How To Create The Perfect Low-Waste Pantry

Pantry organisation has become somewhat a trend over the past few years. As shows like Keeping Up with The Kardashians, and The Home Edit gave us a sneak peek into the extremely organised, meticulously neat set up of celebrities’ pantries, the aspiration to also position our lentil containers so that they were aligned in colour gradient was sparked. Maybe that was just me. Regardless, the interest in pantry organisation is shared unanimously, with #pantryorganization being viewed over 491.2M times on TikTok.

This trend, however, did not originate from the far regions of The Kardashian/ Jenner household in Los Angeles. The pantry was invented in the Middle Ages when cooks kept supplies and food in separate rooms, due to the requirements of different storage conditions. The pantry was traditionally where bread was kept, which is where its name comes from. Originating from the French term “paneterie”, it is derived from ‘pain’, the French for bread.

A far cry from its rustic origins, pantries now offer a millennial home a large space to keep dry goods and other long-life foods stored away carefully in a well-ordered and aesthetic way. As well as their organisational benefits, pantries also aid in keeping a low-waste home, which is perfect for those trying to live more sustainably.

If you too are tempted by the concept of living a more sustainable life and would like to create the right pantry for you…

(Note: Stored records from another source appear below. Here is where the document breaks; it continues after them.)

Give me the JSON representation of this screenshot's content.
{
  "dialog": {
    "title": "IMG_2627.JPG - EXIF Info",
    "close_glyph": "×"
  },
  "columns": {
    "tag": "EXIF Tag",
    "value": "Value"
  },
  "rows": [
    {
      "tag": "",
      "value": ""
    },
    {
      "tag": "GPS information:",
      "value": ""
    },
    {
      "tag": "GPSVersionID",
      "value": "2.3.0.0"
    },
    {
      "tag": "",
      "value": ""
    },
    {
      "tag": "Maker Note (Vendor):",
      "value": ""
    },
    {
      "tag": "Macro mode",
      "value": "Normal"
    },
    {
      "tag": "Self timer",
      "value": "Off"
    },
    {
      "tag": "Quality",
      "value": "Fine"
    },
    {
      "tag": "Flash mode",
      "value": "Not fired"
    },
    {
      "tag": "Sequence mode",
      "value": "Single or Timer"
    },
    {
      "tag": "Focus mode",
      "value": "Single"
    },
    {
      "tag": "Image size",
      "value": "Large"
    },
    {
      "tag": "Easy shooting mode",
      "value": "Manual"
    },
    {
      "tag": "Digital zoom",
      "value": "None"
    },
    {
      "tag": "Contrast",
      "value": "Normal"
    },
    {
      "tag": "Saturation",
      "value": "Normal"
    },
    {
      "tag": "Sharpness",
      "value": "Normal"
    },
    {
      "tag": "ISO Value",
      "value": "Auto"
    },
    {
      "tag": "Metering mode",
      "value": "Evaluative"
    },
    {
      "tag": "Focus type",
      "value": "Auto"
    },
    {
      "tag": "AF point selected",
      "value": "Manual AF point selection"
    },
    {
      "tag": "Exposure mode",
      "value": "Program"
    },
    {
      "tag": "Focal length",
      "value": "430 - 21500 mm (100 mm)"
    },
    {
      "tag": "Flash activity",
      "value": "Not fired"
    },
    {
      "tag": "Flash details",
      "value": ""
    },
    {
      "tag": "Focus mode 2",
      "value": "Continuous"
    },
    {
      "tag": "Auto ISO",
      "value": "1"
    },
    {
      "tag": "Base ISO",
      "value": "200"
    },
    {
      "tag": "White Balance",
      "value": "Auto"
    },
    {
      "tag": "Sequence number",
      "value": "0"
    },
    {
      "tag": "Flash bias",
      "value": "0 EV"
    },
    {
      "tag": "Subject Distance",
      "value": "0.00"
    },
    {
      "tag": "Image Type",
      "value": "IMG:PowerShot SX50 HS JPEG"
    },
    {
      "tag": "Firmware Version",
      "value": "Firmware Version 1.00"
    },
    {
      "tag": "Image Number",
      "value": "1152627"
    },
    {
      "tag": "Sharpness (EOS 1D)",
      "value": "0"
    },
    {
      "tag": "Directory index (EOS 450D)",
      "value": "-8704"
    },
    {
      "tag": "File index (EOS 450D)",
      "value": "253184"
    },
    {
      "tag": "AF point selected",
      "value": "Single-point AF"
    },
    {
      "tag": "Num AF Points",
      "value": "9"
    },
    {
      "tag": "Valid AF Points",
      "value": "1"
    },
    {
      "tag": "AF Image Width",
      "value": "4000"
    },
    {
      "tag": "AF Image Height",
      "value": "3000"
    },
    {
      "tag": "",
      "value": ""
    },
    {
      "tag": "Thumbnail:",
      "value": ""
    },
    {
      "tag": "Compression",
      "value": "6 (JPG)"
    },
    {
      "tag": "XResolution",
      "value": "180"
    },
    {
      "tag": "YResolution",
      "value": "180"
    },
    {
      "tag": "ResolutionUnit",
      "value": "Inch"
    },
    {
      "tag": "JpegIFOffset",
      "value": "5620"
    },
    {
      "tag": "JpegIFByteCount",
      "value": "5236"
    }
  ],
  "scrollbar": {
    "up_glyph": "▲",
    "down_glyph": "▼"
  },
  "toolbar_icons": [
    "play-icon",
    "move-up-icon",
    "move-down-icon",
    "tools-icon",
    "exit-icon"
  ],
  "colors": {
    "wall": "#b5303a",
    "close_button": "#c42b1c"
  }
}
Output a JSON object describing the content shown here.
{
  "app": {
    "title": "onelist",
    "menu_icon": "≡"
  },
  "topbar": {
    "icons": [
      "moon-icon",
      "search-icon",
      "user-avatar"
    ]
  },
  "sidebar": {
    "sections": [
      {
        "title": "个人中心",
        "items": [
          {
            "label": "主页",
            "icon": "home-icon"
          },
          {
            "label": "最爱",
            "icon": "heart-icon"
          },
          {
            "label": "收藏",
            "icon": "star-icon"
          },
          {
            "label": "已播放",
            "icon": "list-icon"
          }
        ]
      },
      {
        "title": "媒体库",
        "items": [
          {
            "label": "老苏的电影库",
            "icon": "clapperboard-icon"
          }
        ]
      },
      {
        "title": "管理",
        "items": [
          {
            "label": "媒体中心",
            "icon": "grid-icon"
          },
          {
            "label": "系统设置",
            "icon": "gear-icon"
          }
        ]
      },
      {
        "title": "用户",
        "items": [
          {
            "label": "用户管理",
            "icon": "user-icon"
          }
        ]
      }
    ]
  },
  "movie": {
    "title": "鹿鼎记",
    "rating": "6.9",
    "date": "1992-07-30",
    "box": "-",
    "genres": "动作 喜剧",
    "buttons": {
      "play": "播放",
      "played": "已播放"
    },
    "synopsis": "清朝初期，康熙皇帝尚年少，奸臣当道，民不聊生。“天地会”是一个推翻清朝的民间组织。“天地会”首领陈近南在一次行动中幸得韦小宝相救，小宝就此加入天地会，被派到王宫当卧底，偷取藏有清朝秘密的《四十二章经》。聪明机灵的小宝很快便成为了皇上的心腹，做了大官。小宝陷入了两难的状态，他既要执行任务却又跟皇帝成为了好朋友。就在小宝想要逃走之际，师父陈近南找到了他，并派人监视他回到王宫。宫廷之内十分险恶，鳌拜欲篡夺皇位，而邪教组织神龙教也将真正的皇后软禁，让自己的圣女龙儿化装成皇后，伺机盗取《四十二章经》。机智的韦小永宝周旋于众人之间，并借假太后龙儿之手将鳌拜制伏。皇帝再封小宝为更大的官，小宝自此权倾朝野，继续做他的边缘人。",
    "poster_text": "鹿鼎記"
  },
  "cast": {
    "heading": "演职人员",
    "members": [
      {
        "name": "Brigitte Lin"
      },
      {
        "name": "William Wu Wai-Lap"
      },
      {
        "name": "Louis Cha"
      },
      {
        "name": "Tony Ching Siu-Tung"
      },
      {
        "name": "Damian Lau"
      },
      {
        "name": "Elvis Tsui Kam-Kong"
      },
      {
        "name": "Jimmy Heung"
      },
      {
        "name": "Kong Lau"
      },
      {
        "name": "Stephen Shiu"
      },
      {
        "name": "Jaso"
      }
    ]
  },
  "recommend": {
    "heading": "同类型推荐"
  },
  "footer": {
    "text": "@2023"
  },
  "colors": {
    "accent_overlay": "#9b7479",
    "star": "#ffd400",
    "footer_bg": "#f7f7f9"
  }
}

Here Are Our Steps To Creating The Perfect Low-Waste Pantry:

Credit – Pinterest

1. Picking the right spot

Find an area in your home that could potentially be fashioned into a pantry. Many people are often under the assumption that a pantry is only possible with an entire room to spare. However, with London apartments on a slightly smaller scale, giving up your bedroom for rice and pulses may be a large ask. So, the aim is to look for any space or cupboard that feels unused or could be put to a better purpose. The closer to the kitchen, the better (for obvious reasons) but apart from that, there are no set rules as to where you choose.

2. Choose a design that works for you

Choosing a suitable design and layout is key for upholding a successful low-waste pantry, as it’s got to work for you. There are a few different traditional styles that have progressed throughout the years such as butler pantries, cupboard pantries, walk-ins, and slide-outs.

Credits- Pinterest

Different pantry styles will offer different practical benefits. For example, the Butler pantry was created as a storage/ serving space. Holding more than just food- this pantry style is about also keeping the heavy-duty equipment away from countertops, along with table linens and utensils. Alternatively, for someone who is not particularly drawn to the shiny gadgets of a kitchen, opting for a slide-out pantry will probably be best suited to you, as it holds only the essentials.

 

When considering a style, it’s important to take into consideration how you would like your items displayed to you, whether that be collected into categories or alphabetically, it’s all about finding what works best for you. If trying to stay low-waste, it’s helpful to have a pantry that makes sense to you, so that you know what’s in there to avoid excess buying.

Choose Your Low-Waste Containers

Credits- Wearth

One of the most essential elements to creating a low-waste pantry is picking the container storage. Glass containers are favoured by many as they are refillable, minimising the need for excess or plastic packaging. They also give the added advantage of displaying their contents clearly so that picking out ingredients is simplified and efficient. An extra sustainable plus, it to try and make sure containers offer alternatives to plastic lids. At Wearth London, we provide a range of sleek glass sets with either wood or metal lids to accommodate to your own personal style.

3. Fill It Up

Credits- Wearth

Now for the fun part. With a beautiful pantry all laid out and ready to go, the next step is to fill it with all your favourite things. For a simple pantry, long-life ingredients such as lentils, pasta, rice, and herbs are a great place to start. With the success of low-waste pantries, there are many options to now buy refill ingredients that avoid using plastic packaging. In partnership with inn, Wearth London now offers an entire section of our marketplace dedicated to ‘zero waste food staples perfect for plastic-free food shopping to complement your weekly shop’. Furthermore, all our pantry fillers come in plastic-free jute bags which can be returned to us free of charge, for your next order.

We are currently offering 10% off on all first orders, so head to the Wearth London Pantry for a look at our range of low-waste goods.

4. Plan, Plan, Plan

Credits- Pinterest

Finally, as well as being used for food storage, a great usage of pantries is to provide a space to plan meals. Something as simple as hanging a chalkboard on the inside of a door, where meals can be planned out throughout the week, means only buying ingredients that are necessary. Each year roughly 1.6bn tonnes of food goes to waste, which is nearly a third of the food produced globally. By planning out weekly meals, we can each help avoid this by only purchasing what we need to eat.

Pantries are a growing sensation globally and it’s understandable as to why. With all the possibilities that a pantry can offer, we hope our step-by-step has provided a little guidance in how to create a simple and stunning low-waste pantry.